*PROBLEM DESCRIPTION*
Set down the entries that follow exactly as written, leaving out any images.

-- SOURCE MATERIAL follows --

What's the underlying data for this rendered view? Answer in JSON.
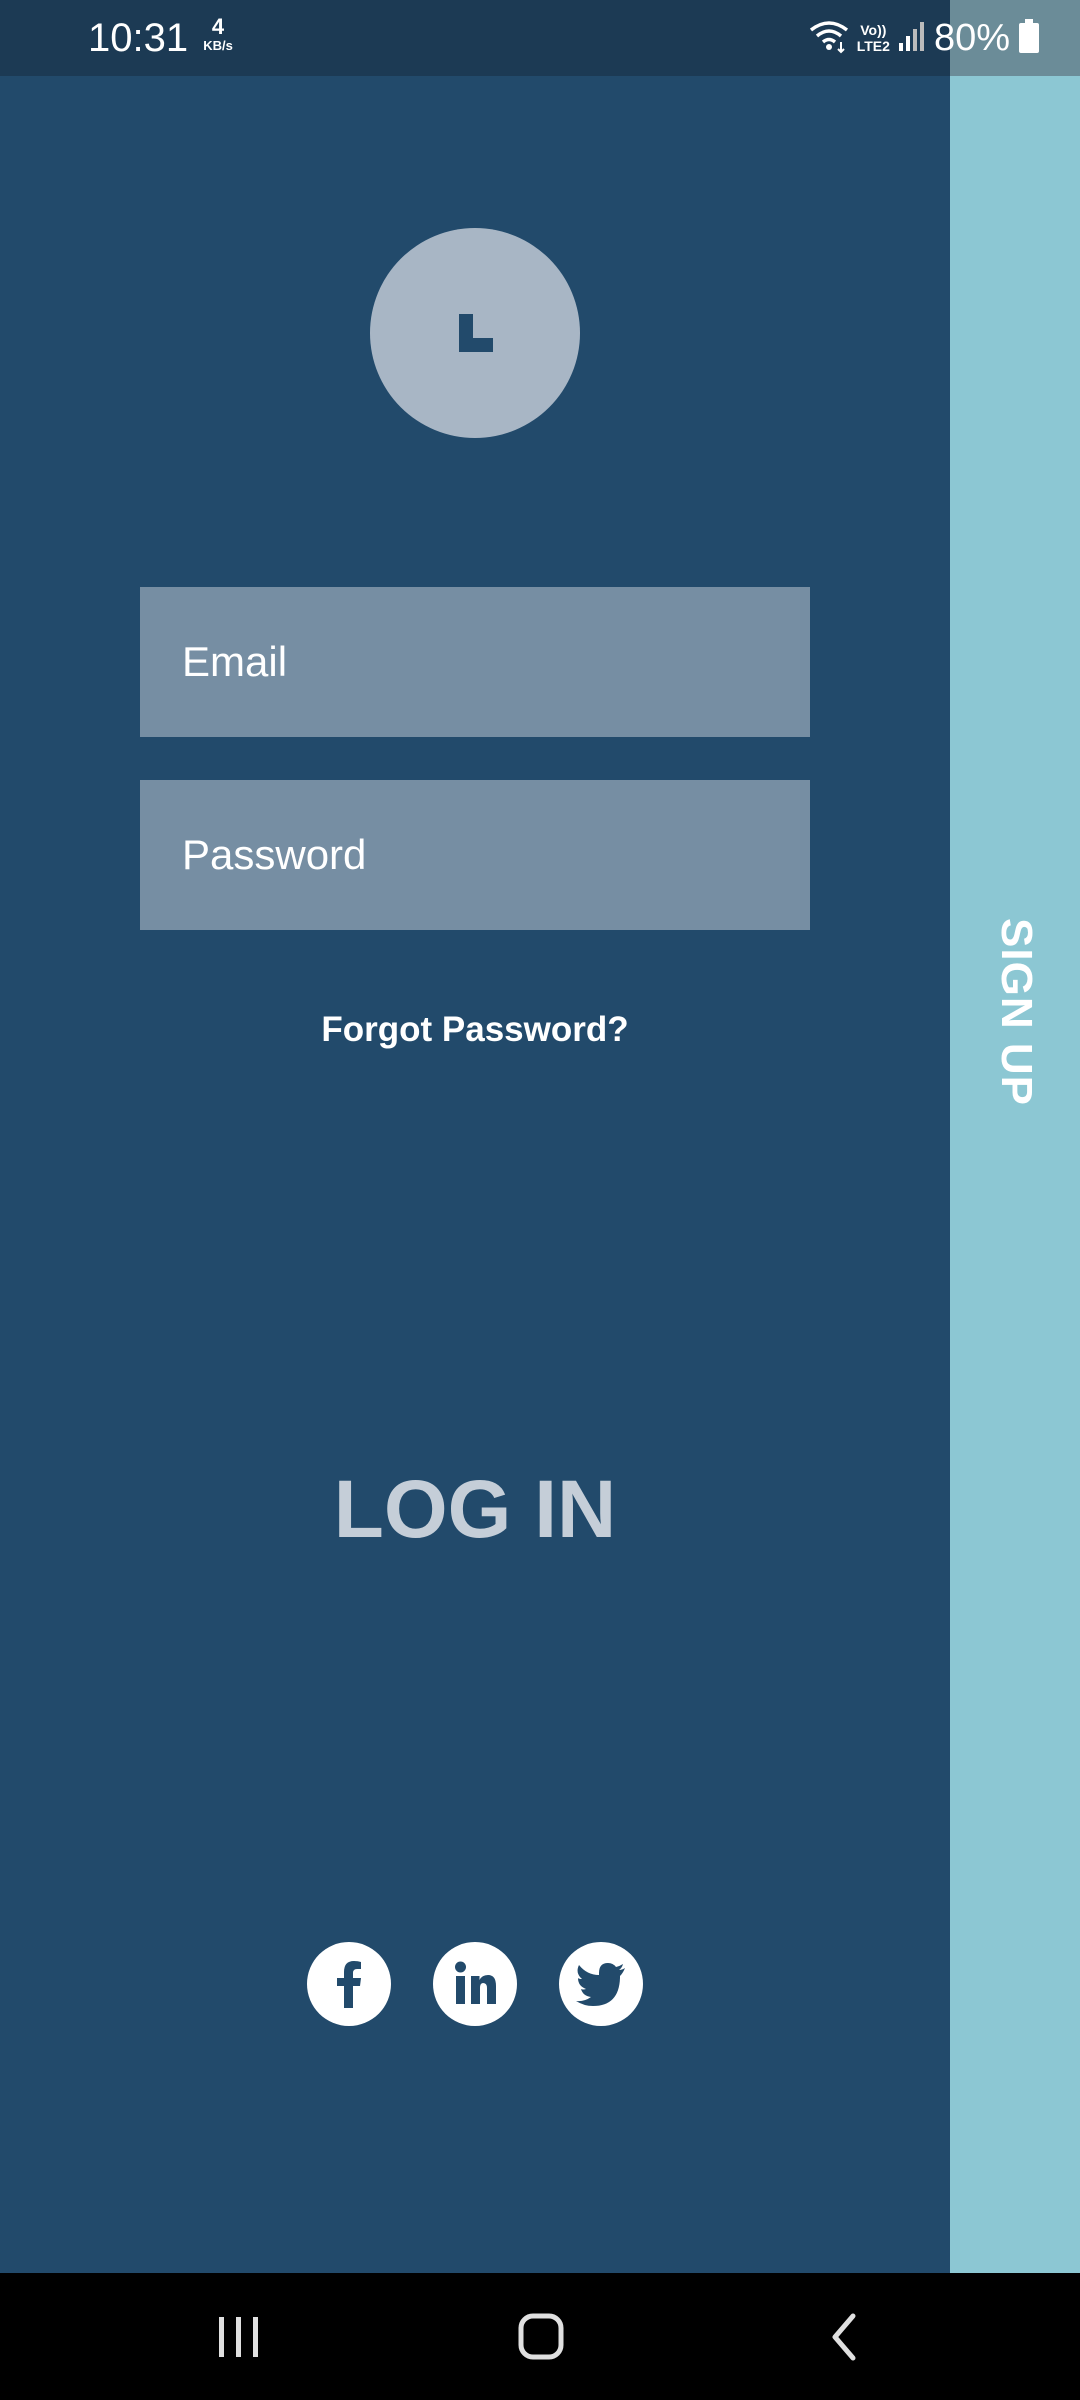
{
  "status_bar": {
    "time": "10:31",
    "net_speed_value": "4",
    "net_speed_unit": "KB/s",
    "volte_top": "Vo))",
    "volte_bottom": "LTE2",
    "battery_percent": "80%"
  },
  "login": {
    "logo_letter": "L",
    "email_placeholder": "Email",
    "password_placeholder": "Password",
    "forgot_password": "Forgot Password?",
    "login_label": "LOG IN"
  },
  "signup": {
    "label": "SIGN UP"
  },
  "social": [
    {
      "name": "facebook",
      "icon": "facebook-icon"
    },
    {
      "name": "linkedin",
      "icon": "linkedin-icon"
    },
    {
      "name": "twitter",
      "icon": "twitter-icon"
    }
  ],
  "colors": {
    "background": "#224a6b",
    "signup_panel": "#8cc7d3",
    "input_fill": "#768ea3",
    "logo_circle": "#a8b6c5",
    "login_text": "#c5ced8"
  }
}
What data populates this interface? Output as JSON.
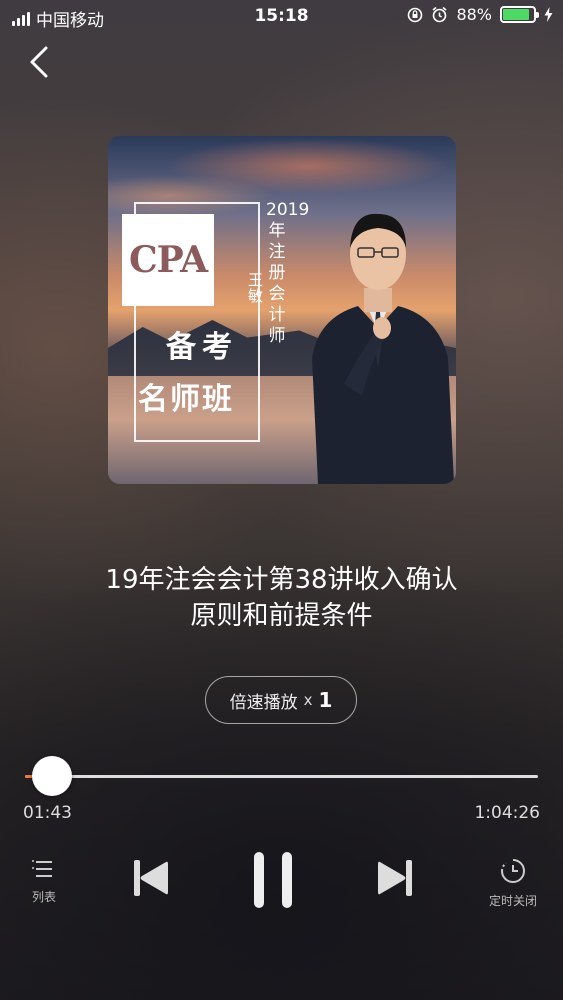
{
  "status_bar": {
    "carrier": "中国移动",
    "time": "15:18",
    "battery_percent": "88%",
    "battery_level": 0.88
  },
  "cover": {
    "cpa": "CPA",
    "teacher": "王敏",
    "line1": "备考",
    "line2": "名师班",
    "vertical": "2019年注册会计师"
  },
  "track": {
    "title_line1": "19年注会会计第38讲收入确认",
    "title_line2": "原则和前提条件"
  },
  "speed": {
    "label": "倍速播放",
    "x": "x",
    "value": "1"
  },
  "progress": {
    "current": "01:43",
    "total": "1:04:26",
    "fraction": 0.0266
  },
  "controls": {
    "list_label": "列表",
    "timer_label": "定时关闭"
  },
  "colors": {
    "accent": "#f07a3a",
    "battery": "#4cd964"
  }
}
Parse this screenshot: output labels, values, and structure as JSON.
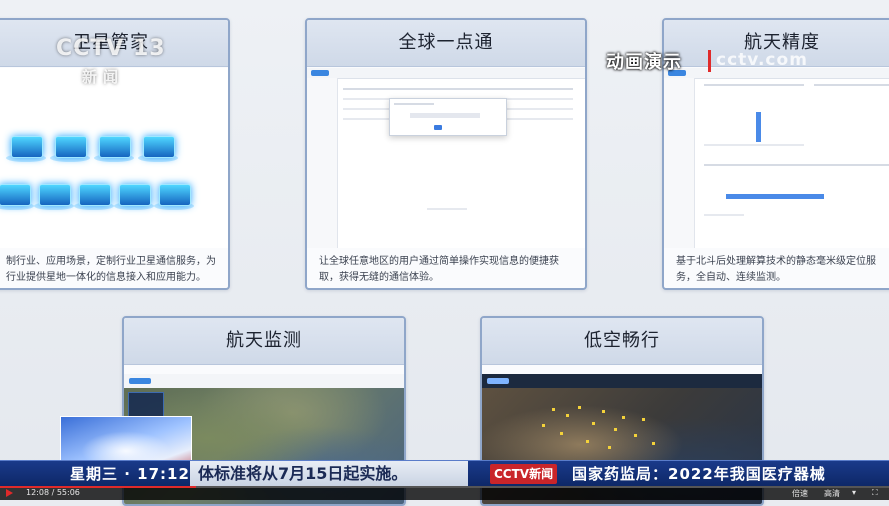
{
  "cards": [
    {
      "title": "卫星管家",
      "desc": "制行业、应用场景，定制行业卫星通信服务，为行业提供星地一体化的信息接入和应用能力。"
    },
    {
      "title": "全球一点通",
      "desc": "让全球任意地区的用户通过简单操作实现信息的便捷获取，获得无缝的通信体验。"
    },
    {
      "title": "航天精度",
      "desc": "基于北斗后处理解算技术的静态毫米级定位服务，全自动、连续监测。"
    },
    {
      "title": "航天监测",
      "desc": ""
    },
    {
      "title": "低空畅行",
      "desc": ""
    }
  ],
  "overlay": {
    "channel_logo": "CCTV 13",
    "channel_sub": "新闻",
    "animation_label": "动画演示",
    "animation_watermark": "cctv.com"
  },
  "ticker": {
    "day_time": "星期三 · 17:12",
    "scroll_text": "体标准将从7月15日起实施。",
    "badge": "CCTV新闻",
    "right_text": "国家药监局：2022年我国医疗器械"
  },
  "player": {
    "time": "12:08 / 55:06",
    "speed": "倍速",
    "quality": "高清",
    "progress": 0.22
  },
  "colors": {
    "card_border": "#8fa6c9",
    "ticker_bg": "#0d2766",
    "accent_red": "#e02a2a"
  }
}
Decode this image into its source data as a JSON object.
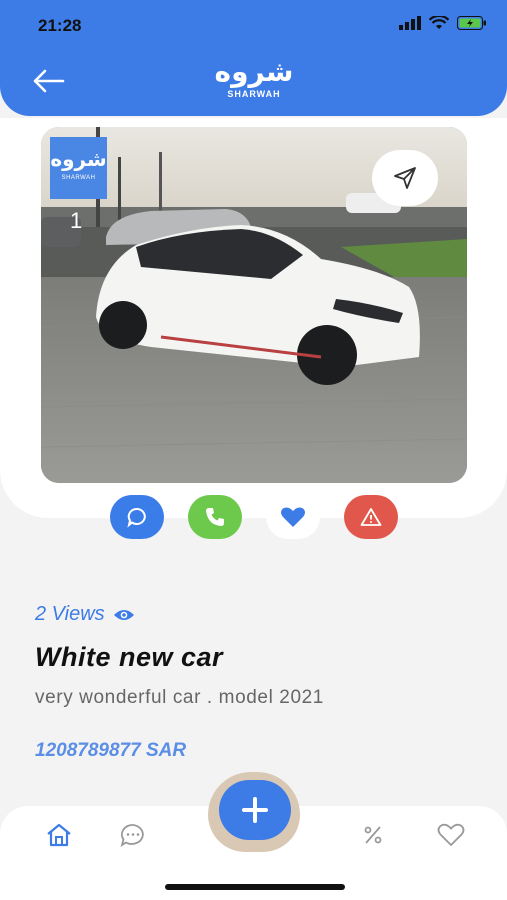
{
  "status": {
    "time": "21:28"
  },
  "header": {
    "logo_glyph": "شروه",
    "logo_word": "SHARWAH"
  },
  "listing": {
    "watermark_glyph": "شروه",
    "watermark_word": "SHARWAH",
    "image_counter": "1",
    "views_text": "2 Views",
    "title": "White new car",
    "description": "very wonderful car . model 2021",
    "price": "1208789877 SAR"
  },
  "colors": {
    "brand": "#3d7be6",
    "chat": "#3b7de8",
    "call": "#6dc94b",
    "favorite": "#3d7be6",
    "report": "#e1574b"
  },
  "icons": {
    "back": "arrow-left-icon",
    "share": "send-icon",
    "chat": "chat-bubble-icon",
    "call": "phone-icon",
    "favorite": "heart-icon",
    "report": "warning-icon",
    "nav_home": "home-icon",
    "nav_chat": "chat-icon",
    "nav_add": "plus-icon",
    "nav_offers": "percent-icon",
    "nav_favorites": "heart-outline-icon"
  }
}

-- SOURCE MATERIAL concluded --

*EXPECTED ANSWER*
What's the underlying data for this rendered view? Answer in JSON.
{
  "status_bar": {
    "time": "10:31",
    "net_speed_value": "4",
    "net_speed_unit": "KB/s",
    "volte_top": "Vo))",
    "volte_bottom": "LTE2",
    "battery_percent": "80%"
  },
  "login": {
    "logo_letter": "L",
    "email_placeholder": "Email",
    "password_placeholder": "Password",
    "forgot_password": "Forgot Password?",
    "login_label": "LOG IN"
  },
  "signup": {
    "label": "SIGN UP"
  },
  "social": [
    {
      "name": "facebook",
      "icon": "facebook-icon"
    },
    {
      "name": "linkedin",
      "icon": "linkedin-icon"
    },
    {
      "name": "twitter",
      "icon": "twitter-icon"
    }
  ],
  "colors": {
    "background": "#224a6b",
    "signup_panel": "#8cc7d3",
    "input_fill": "#768ea3",
    "logo_circle": "#a8b6c5",
    "login_text": "#c5ced8"
  }
}
What data populates this interface? Output as JSON.
{
  "status_bar": {
    "carrier": "中国移动",
    "time": "15:18",
    "battery_percent": "88%",
    "battery_level": 0.88
  },
  "cover": {
    "cpa": "CPA",
    "teacher": "王敏",
    "line1": "备考",
    "line2": "名师班",
    "vertical": "2019年注册会计师"
  },
  "track": {
    "title_line1": "19年注会会计第38讲收入确认",
    "title_line2": "原则和前提条件"
  },
  "speed": {
    "label": "倍速播放",
    "x": "x",
    "value": "1"
  },
  "progress": {
    "current": "01:43",
    "total": "1:04:26",
    "fraction": 0.0266
  },
  "controls": {
    "list_label": "列表",
    "timer_label": "定时关闭"
  },
  "colors": {
    "accent": "#f07a3a",
    "battery": "#4cd964"
  }
}
Parse this screenshot: output labels, values, and structure as JSON.
{
  "cards": [
    {
      "title": "卫星管家",
      "desc": "制行业、应用场景，定制行业卫星通信服务，为行业提供星地一体化的信息接入和应用能力。"
    },
    {
      "title": "全球一点通",
      "desc": "让全球任意地区的用户通过简单操作实现信息的便捷获取，获得无缝的通信体验。"
    },
    {
      "title": "航天精度",
      "desc": "基于北斗后处理解算技术的静态毫米级定位服务，全自动、连续监测。"
    },
    {
      "title": "航天监测",
      "desc": ""
    },
    {
      "title": "低空畅行",
      "desc": ""
    }
  ],
  "overlay": {
    "channel_logo": "CCTV 13",
    "channel_sub": "新闻",
    "animation_label": "动画演示",
    "animation_watermark": "cctv.com"
  },
  "ticker": {
    "day_time": "星期三 · 17:12",
    "scroll_text": "体标准将从7月15日起实施。",
    "badge": "CCTV新闻",
    "right_text": "国家药监局：2022年我国医疗器械"
  },
  "player": {
    "time": "12:08 / 55:06",
    "speed": "倍速",
    "quality": "高清",
    "progress": 0.22
  },
  "colors": {
    "card_border": "#8fa6c9",
    "ticker_bg": "#0d2766",
    "accent_red": "#e02a2a"
  }
}
Decode this image into its source data as a JSON object.
{
  "status": {
    "time": "21:28"
  },
  "header": {
    "logo_glyph": "شروه",
    "logo_word": "SHARWAH"
  },
  "listing": {
    "watermark_glyph": "شروه",
    "watermark_word": "SHARWAH",
    "image_counter": "1",
    "views_text": "2 Views",
    "title": "White new car",
    "description": "very wonderful car . model 2021",
    "price": "1208789877 SAR"
  },
  "colors": {
    "brand": "#3d7be6",
    "chat": "#3b7de8",
    "call": "#6dc94b",
    "favorite": "#3d7be6",
    "report": "#e1574b"
  },
  "icons": {
    "back": "arrow-left-icon",
    "share": "send-icon",
    "chat": "chat-bubble-icon",
    "call": "phone-icon",
    "favorite": "heart-icon",
    "report": "warning-icon",
    "nav_home": "home-icon",
    "nav_chat": "chat-icon",
    "nav_add": "plus-icon",
    "nav_offers": "percent-icon",
    "nav_favorites": "heart-outline-icon"
  }
}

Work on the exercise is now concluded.